What to produce | Search term "While": copy each line of the records that contains it.

===== Information supplied

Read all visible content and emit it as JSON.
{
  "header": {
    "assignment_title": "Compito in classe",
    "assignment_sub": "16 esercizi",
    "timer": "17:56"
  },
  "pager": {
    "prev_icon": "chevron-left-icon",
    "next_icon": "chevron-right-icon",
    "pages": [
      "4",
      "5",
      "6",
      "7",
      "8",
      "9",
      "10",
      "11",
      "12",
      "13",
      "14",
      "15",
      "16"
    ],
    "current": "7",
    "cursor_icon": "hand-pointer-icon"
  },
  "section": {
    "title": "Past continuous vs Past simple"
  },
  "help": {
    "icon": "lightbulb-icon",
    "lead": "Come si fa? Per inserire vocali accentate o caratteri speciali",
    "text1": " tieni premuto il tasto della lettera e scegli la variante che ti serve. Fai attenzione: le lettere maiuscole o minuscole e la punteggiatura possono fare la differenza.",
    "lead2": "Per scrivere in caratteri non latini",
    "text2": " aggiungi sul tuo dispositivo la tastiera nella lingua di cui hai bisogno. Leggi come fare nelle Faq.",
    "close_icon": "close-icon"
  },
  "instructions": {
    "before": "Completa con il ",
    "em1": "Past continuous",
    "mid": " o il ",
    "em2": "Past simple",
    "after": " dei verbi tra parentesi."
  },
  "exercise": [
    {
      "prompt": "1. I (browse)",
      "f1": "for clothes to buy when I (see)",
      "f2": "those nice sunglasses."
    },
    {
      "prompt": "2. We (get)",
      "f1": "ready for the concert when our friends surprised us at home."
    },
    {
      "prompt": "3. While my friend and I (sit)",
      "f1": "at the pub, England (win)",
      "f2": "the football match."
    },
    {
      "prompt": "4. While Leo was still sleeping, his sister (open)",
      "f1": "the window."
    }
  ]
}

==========

Solution to this exercise |
      "prompt": "3. While my friend and I (sit)",
      "prompt": "4. While Leo was still sleeping, his sister (open)",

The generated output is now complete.